The stock market rose yesterday riding on the blue-chip stocks and multinational companies. The DSEX, the benchmark index of the Dhaka Stock Exchange (DSE), rose 31 points, or 0.62 per cent, to 5,126.43. Stocks of most of the multinational companies rose more than 4 per cent thanks to higher demand from institutional investors ahead of dividend declarations.Of the 12 multinationals listed with the DSE, seven witnessed a rise of over 4 per cent and three by 1 to 2 per cent. The remaining two saw no change.Among the multinationals, HeidelbergCement rose 7.23 per cent, Berger Paints was up 5.33 per cent, and Unilever advanced 5 per cent. GlaxoSmithKline Bangladesh was recently renamed Unilever Consumer Care following the purchase of 82 per cent of its shares by Unilever Group.Turnover, another important indicator of the stock market, amounted to Tk 1,003 crore yesterday, up from Tk 936 crore a session ago. Maksons Spinning Mills topped the gainers’ list rising 10 per cent followed by Dominage Steel Building Systems, MI Cement Factory, Alif Industries, and IFIC Bank. IFIC Bank’s stocks were traded the most, amounting to Tk 67.27 crore, followed by Beximco Pharmaceuticals, Beximco, Rupali Insurance Company, and Fortune Shoes. Of the 354 companies to witness trade, stocks of 141 advanced, 153 declined, and 62 remained unchanged. Keya Cosmetics shed the most, 10.29 per cent, followed by Esquire Knit Composite, Bangladesh National Insurance Company, Nitol Insurance Company, and Vanguard AML Rupali Bank Balanced Fund.

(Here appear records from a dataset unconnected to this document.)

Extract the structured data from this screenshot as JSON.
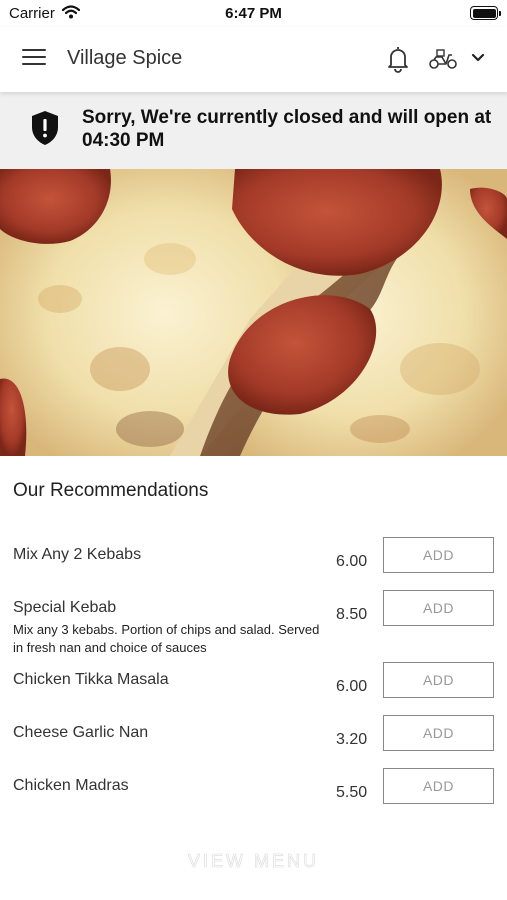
{
  "status_bar": {
    "carrier": "Carrier",
    "time": "6:47 PM"
  },
  "header": {
    "title": "Village Spice"
  },
  "banner": {
    "message": "Sorry, We're currently closed and will open at 04:30 PM"
  },
  "recommendations": {
    "title": "Our Recommendations",
    "add_label": "ADD",
    "items": [
      {
        "name": "Mix Any 2 Kebabs",
        "description": "",
        "price": "6.00"
      },
      {
        "name": "Special Kebab",
        "description": "Mix any 3 kebabs. Portion of chips and salad. Served in fresh nan and choice of sauces",
        "price": "8.50"
      },
      {
        "name": "Chicken Tikka Masala",
        "description": "",
        "price": "6.00"
      },
      {
        "name": "Cheese Garlic Nan",
        "description": "",
        "price": "3.20"
      },
      {
        "name": "Chicken Madras",
        "description": "",
        "price": "5.50"
      }
    ]
  },
  "footer": {
    "view_menu": "VIEW MENU"
  },
  "icons": [
    "menu-icon",
    "bell-icon",
    "delivery-scooter-icon",
    "chevron-down-icon",
    "shield-alert-icon",
    "wifi-icon",
    "battery-icon"
  ],
  "colors": {
    "banner_bg": "#f0f0f0",
    "text": "#222222",
    "button_border": "#888888",
    "button_text": "#999999"
  }
}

Tk 1,000cr fund for factories’ tech upgrade
Bangladesh Bank is forming a Tk 1,000 crore fund to provide cheap loans to export-oriented industries to upgrade technologies they currently use. The eligible industries are of 32 types, all falling under top-priority and special development sectors.They include readymade garment factories making high-value additions in production, pharmaceuticals, software and IT-enabled services, jute goods and footwear and leather goods. The fund will run under a refinancing scheme, meaning banks will first give out the loans before being reimbursed by the central bank. The interest rate will range between 5 per cent and 6 per cent, according to a central bank document.Banks will be allowed to charge borrowers a maximum three percentage points higher than the rate at which they avail the fund. The tenures would range from three years to 10 years. The interest rate for a borrower will depend on the time within which it makes the repayment. It is 5 per cent for less than five years, 5.5 per cent for between five years and less than eight years, and 6 per cent for eight years to 10 years. Clients will also enjoy a maximum of one year’s grace period before they start paying the instalments. A 7:3 debt to equity ratio will have to be maintained, which means that a borrower can avail 70 per cent of the upgradation cost from the lender while the remaining 30 per cent has to come from its pocket.